Robert West grew up in Henderson County in western North Carolina, and now lives in Starkville, Mississippi, where he teaches in the Department of English at Mississippi State University. His poems have appeared in Christian Science Monitor, Poetry, Ted Kooser’s American Life in Poetry, The Best American Nonrequired Reading (2013), and elsewhere. A recent poetry chapbook is Convalescent (Finishing Line Press, 2011). Other chapbooks include Best Company (2005) and Out of Hand (2007). A former editor of The Carolina Quarterly and Blink: A Little Little Magazine of Little Poems, he is now associate editor of Mississippi Quarterly: The Journal of Southern Cultures at Mississippi State University. His edition of The Complete Poems of A. R. Ammons is forthcoming from W.W. Norton. With Jonathan Greene he is co-editor of Succinct: The Broadstone Anthology of Short Poems (Broadstone Books, 2013).
I first encountered the work of Robert West when I read some poems he had printed in the January 2002 edition of Poetry magazine on the Poetry Foundation site. They seem to me an example of what is best in the modern epigram: witty, terse, rhythmic and memorable. They may be light – some have been printed in LIGHT poetry magazine – and they may have “little to say” (see the poem Another below), but they are polished nuggets in a tough nutshell. I hope you enjoy them as much as I do.
Brief Poems by Robert West
1. THE PLAGIARIST
Careless of his debts, he never credits
submissions to the magazine he edits.
2. THE TAXIDERMIST
Her father’s dead at last, the lout—
but now he’s all she writes about.
3. THE ASSASSIN
His verse means less to the world of letters
than the bad reviews he gives his betters.
1. THE AUTEUR
He pointedly avoids the few
who pay to see his point of view.
2. THE PORNOGRAPHER
His art? To make a spectacle
of this, then that, receptacle.
3. THE BOX OFFICE KING
Why should he care what critics say?
The lemmings line up either way.
You told me I looked well today,
and maybe you were lying,
but every time you look my way
I do feel less like dying.
If art is long and life is short,
as all the classics buffs report,
then middle-aged as I now am,
it’s “So long, art! Hi, epigram.”
I write little poems, having little to say.
Though no less than some who go on and on anyway.
1. Maybe Then
You always say you will, but don’t.
Just once, you liar, say you won’t!
You sent half what I asked you to,
you there with cash to flaunt.
Next time I deal with you
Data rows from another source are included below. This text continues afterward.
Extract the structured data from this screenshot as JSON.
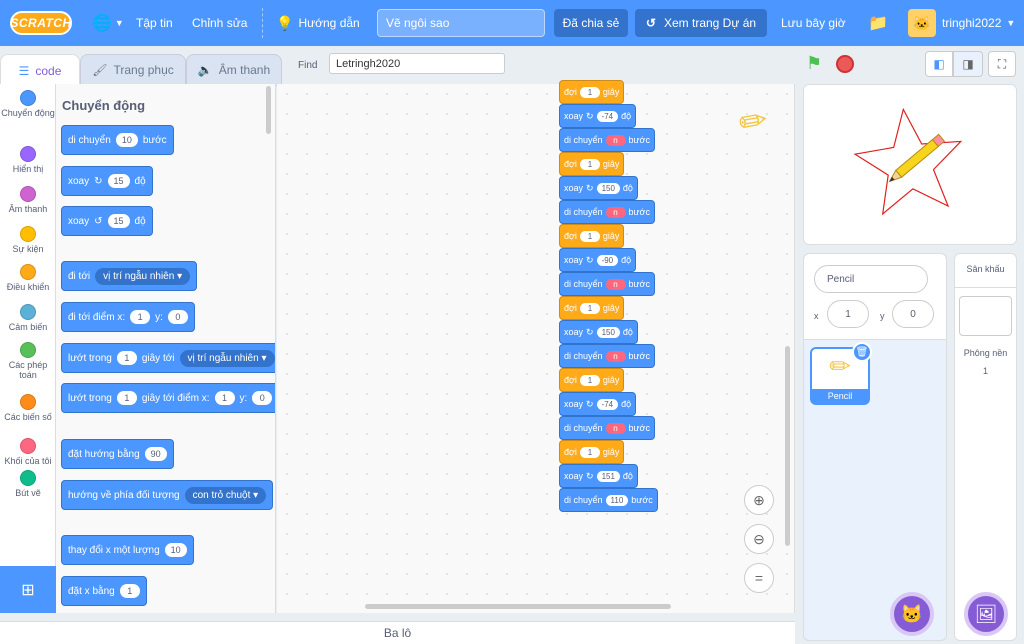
{
  "menubar": {
    "logo": "SCRATCH",
    "file": "Tập tin",
    "edit": "Chỉnh sửa",
    "tutorials": "Hướng dẫn",
    "project_title": "Vẽ ngôi sao",
    "shared": "Đã chia sẻ",
    "see_project": "Xem trang Dự án",
    "save_now": "Lưu bây giờ",
    "username": "tringhi2022"
  },
  "tabs": {
    "code": "code",
    "costumes": "Trang phục",
    "sounds": "Âm thanh"
  },
  "find": {
    "label": "Find",
    "value": "Letringh2020"
  },
  "categories": [
    {
      "label": "Chuyển động",
      "color": "#4c97ff"
    },
    {
      "label": "Hiển thị",
      "color": "#9966ff"
    },
    {
      "label": "Âm thanh",
      "color": "#cf63cf"
    },
    {
      "label": "Sự kiện",
      "color": "#ffbf00"
    },
    {
      "label": "Điều khiển",
      "color": "#ffab19"
    },
    {
      "label": "Cảm biến",
      "color": "#5cb1d6"
    },
    {
      "label": "Các phép toán",
      "color": "#59c059"
    },
    {
      "label": "Các biến số",
      "color": "#ff8c1a"
    },
    {
      "label": "Khối của tôi",
      "color": "#ff6680"
    },
    {
      "label": "Bút vẽ",
      "color": "#0fbd8c"
    }
  ],
  "palette": {
    "heading": "Chuyển động",
    "move": {
      "a": "di chuyển",
      "v": "10",
      "b": "bước"
    },
    "turn_right": {
      "a": "xoay",
      "v": "15",
      "b": "độ"
    },
    "turn_left": {
      "a": "xoay",
      "v": "15",
      "b": "độ"
    },
    "goto": {
      "a": "đi tới",
      "d": "vị trí ngẫu nhiên"
    },
    "goto_xy": {
      "a": "đi tới điểm x:",
      "x": "1",
      "b": "y:",
      "y": "0"
    },
    "glide": {
      "a": "lướt trong",
      "v": "1",
      "b": "giây tới",
      "d": "vị trí ngẫu nhiên"
    },
    "glide_xy": {
      "a": "lướt trong",
      "v": "1",
      "b": "giây tới điểm x:",
      "x": "1",
      "c": "y:",
      "y": "0"
    },
    "point_dir": {
      "a": "đặt hướng bằng",
      "v": "90"
    },
    "point_towards": {
      "a": "hướng về phía đối tượng",
      "d": "con trỏ chuột"
    },
    "change_x": {
      "a": "thay đổi x một lượng",
      "v": "10"
    },
    "set_x": {
      "a": "đặt x bằng",
      "v": "1"
    }
  },
  "script": {
    "wait": "đợi",
    "seconds": "giây",
    "turn": "xoay",
    "degrees": "độ",
    "move": "di chuyển",
    "steps": "bước",
    "var": "n",
    "blocks": [
      {
        "t": "wait",
        "v": "1"
      },
      {
        "t": "turn",
        "v": "-74"
      },
      {
        "t": "move"
      },
      {
        "t": "wait",
        "v": "1"
      },
      {
        "t": "turn",
        "v": "150"
      },
      {
        "t": "move"
      },
      {
        "t": "wait",
        "v": "1"
      },
      {
        "t": "turn",
        "v": "-90"
      },
      {
        "t": "move"
      },
      {
        "t": "wait",
        "v": "1"
      },
      {
        "t": "turn",
        "v": "150"
      },
      {
        "t": "move"
      },
      {
        "t": "wait",
        "v": "1"
      },
      {
        "t": "turn",
        "v": "-74"
      },
      {
        "t": "move"
      },
      {
        "t": "wait",
        "v": "1"
      },
      {
        "t": "turn",
        "v": "151"
      },
      {
        "t": "move",
        "v": "110"
      }
    ]
  },
  "sprite": {
    "name": "Pencil",
    "x": "1",
    "y": "0",
    "x_label": "x",
    "y_label": "y",
    "thumb_label": "Pencil"
  },
  "stage_panel": {
    "title": "Sân khấu",
    "backdrops_label": "Phông nền",
    "backdrops_count": "1"
  },
  "backpack": "Ba lô",
  "colors": {
    "motion": "#4c97ff",
    "control": "#ffab19",
    "accent": "#855cd6",
    "star": "#e02020"
  }
}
I’ll ask for double what I want.
I never send my books, it’s true.
Know why? You’d send me your books too.
For more translations of Martial see my brief poems Martial post.
“A failing . . . ”
When someone likes to crow “Your problem is . . . ,”
odds are he doesn’t know he’s told you his.
Your doctor says you’ve reached it,
but you think he’s full of crap.
Tomorrow you’ll go join a gym.
(Just now you need a nap.)
A Crank Bids the Annoying Optimist Adieu
The best, you always said, was yet to come.
And sure enough: you’re finally dead. Ho-hum.
Robert West on Twitter with links to numerous poems.
Robert West’s Professional Biography page on the Mississippi State University page.